In 1969, nearly half of American children walked or biked to school. Today's figure is 13%.
A variety of factors are blamed on the decline of children walking to school: crime concerns, missing or damaged sidewalks, inconvenience, unsafe crosswalks, and poor parenting.
"Kids just aren't used to it right now. They are used to getting bused or being in the car. It's really about teaching kids. That's the education part," says Christine Green, the regional policy manager at the Safe Routes to School National Partnership, a group that encourages communities to address this issue by making streets safer."
Safe Routes to School (SRTS) programs are sustained efforts by parents, schools, community leaders and local, state, and federal governments to improve the health and well-being of children by enabling and encouraging them to walk and bicycle to school.
SRTS programs examine conditions around schools and conduct projects and activities that work to improve safety and accessibility, and reduce traffic and air pollution in the vicinity of schools.
"One of the biggest problems we have with schools in general is parents dropping off kids, buses, and kids walking, all converging in the same fifteen minute period," says Lees. In fact, 20 to 30 percent of morning traffic is children being driven to school, according to the Safe Routes to School National Partnership. We've found that along some of the designated walking routes some of the crosswalks are not there or are in bad condition, so we will certainly go out there and mark those and remark ones that are faded," says Lees.

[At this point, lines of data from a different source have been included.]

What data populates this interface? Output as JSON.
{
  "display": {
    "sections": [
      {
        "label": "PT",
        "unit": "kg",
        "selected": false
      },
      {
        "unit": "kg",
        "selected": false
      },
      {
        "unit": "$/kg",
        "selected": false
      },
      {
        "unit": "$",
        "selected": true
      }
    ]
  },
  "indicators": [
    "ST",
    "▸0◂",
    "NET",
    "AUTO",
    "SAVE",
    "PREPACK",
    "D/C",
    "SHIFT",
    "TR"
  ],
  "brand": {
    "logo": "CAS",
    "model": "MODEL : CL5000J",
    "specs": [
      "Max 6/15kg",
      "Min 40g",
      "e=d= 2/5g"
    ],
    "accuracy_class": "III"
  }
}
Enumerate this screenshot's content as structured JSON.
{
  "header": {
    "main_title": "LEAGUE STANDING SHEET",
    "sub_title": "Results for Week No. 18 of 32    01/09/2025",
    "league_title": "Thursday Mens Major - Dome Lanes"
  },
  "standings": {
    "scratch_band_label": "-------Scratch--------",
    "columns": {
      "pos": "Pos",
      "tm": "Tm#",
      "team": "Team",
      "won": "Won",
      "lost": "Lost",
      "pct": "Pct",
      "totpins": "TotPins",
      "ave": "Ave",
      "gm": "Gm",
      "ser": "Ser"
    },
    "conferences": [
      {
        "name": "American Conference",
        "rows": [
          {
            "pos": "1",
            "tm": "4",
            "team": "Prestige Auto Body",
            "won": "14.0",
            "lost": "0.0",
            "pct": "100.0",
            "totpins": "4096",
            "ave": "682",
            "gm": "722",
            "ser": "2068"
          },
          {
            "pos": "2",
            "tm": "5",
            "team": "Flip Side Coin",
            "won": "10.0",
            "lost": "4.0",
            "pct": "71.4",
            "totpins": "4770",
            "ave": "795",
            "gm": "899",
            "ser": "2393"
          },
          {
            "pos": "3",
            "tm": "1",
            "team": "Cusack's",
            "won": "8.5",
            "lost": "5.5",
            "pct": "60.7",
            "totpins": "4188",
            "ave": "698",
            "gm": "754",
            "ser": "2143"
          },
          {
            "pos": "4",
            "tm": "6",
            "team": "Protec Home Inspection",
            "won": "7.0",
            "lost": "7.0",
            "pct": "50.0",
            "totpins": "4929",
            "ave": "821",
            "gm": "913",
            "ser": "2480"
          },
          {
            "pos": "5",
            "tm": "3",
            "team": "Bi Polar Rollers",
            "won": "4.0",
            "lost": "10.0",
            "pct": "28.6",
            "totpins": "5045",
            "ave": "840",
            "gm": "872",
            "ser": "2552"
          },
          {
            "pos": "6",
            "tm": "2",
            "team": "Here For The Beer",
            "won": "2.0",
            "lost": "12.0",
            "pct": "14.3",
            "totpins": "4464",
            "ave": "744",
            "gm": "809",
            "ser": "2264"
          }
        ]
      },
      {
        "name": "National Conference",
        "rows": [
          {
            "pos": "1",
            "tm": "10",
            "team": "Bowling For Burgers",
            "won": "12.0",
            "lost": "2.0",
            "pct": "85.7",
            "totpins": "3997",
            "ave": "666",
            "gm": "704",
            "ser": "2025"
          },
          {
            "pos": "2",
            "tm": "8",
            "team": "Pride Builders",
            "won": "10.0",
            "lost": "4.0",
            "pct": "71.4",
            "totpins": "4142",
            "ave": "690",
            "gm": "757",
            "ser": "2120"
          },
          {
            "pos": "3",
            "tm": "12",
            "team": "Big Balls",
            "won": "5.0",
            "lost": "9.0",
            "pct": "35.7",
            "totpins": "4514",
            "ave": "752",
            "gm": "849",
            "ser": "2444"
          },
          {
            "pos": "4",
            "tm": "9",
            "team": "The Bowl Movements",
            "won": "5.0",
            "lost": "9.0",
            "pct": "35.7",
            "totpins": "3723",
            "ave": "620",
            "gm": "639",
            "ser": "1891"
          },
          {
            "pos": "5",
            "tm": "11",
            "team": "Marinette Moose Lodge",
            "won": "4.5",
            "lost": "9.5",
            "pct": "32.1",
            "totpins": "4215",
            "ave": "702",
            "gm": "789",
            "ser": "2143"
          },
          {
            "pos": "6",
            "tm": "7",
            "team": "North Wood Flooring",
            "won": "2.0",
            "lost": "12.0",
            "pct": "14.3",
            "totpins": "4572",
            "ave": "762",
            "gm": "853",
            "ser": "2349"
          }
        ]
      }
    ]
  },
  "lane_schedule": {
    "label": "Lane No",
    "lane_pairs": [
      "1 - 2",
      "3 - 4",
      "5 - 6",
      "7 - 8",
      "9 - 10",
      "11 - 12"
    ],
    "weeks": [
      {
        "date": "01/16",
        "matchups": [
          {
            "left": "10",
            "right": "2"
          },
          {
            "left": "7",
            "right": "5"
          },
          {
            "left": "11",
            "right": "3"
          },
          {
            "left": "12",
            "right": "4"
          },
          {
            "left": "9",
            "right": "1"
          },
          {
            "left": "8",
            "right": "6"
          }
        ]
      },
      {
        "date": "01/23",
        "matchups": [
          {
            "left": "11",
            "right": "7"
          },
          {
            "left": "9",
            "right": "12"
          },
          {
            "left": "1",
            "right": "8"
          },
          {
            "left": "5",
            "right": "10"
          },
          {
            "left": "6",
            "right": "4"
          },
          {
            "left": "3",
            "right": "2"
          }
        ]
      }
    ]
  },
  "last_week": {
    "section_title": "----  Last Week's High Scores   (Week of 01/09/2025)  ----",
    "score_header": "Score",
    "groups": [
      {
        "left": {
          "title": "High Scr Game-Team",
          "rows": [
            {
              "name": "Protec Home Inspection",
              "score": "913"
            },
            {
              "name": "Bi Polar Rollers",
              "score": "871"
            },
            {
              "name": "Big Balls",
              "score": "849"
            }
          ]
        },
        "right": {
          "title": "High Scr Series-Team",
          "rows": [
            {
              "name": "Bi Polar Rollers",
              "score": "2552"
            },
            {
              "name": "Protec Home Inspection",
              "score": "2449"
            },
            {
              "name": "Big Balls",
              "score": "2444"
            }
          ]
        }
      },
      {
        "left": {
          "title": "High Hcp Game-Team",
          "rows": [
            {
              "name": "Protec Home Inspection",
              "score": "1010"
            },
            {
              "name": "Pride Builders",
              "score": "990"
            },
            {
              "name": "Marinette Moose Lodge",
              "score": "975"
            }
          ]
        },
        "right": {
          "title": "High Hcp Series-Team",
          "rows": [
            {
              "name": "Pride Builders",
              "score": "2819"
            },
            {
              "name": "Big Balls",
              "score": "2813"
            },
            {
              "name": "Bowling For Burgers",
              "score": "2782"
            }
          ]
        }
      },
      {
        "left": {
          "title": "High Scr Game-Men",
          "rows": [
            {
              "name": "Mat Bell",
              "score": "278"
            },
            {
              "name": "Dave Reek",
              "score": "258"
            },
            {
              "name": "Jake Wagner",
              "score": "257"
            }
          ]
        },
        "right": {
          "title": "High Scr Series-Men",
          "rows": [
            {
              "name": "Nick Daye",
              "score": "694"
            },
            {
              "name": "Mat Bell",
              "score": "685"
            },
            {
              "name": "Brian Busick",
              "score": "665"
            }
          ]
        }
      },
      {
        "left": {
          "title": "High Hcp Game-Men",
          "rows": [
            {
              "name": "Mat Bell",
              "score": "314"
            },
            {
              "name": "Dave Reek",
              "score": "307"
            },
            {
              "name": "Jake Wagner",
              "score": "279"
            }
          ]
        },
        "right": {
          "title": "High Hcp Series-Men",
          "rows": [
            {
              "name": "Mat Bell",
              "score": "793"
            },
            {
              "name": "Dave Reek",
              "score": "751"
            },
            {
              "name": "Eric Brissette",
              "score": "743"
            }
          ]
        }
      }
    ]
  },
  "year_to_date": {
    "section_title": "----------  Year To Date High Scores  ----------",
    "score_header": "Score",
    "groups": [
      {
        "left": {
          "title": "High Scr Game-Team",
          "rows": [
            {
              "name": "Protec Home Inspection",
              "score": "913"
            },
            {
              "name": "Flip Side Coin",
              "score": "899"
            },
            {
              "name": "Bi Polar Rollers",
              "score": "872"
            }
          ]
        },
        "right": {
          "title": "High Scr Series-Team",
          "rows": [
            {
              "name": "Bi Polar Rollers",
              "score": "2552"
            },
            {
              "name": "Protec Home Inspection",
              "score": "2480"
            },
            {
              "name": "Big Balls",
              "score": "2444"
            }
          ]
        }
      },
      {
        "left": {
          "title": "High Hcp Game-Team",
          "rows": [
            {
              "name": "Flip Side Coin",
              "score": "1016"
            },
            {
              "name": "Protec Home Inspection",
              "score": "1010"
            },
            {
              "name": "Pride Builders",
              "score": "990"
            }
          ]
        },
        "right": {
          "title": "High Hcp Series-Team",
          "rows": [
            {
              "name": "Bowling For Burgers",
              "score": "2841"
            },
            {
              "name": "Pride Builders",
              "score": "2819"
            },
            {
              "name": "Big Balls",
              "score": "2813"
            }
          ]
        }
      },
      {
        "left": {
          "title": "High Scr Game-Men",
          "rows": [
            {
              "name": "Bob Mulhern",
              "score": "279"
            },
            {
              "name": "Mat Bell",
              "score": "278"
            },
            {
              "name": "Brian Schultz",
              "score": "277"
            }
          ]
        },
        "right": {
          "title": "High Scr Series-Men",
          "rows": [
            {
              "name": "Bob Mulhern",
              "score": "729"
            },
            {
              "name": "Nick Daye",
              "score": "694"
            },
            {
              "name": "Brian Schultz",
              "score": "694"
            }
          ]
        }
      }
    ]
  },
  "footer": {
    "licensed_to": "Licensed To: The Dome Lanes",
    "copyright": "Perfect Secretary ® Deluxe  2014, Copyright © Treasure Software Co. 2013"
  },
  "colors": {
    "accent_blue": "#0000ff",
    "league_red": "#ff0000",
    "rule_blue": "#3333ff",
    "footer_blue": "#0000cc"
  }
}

Read more about walking to school and the Safe Routes to School National Partnership here.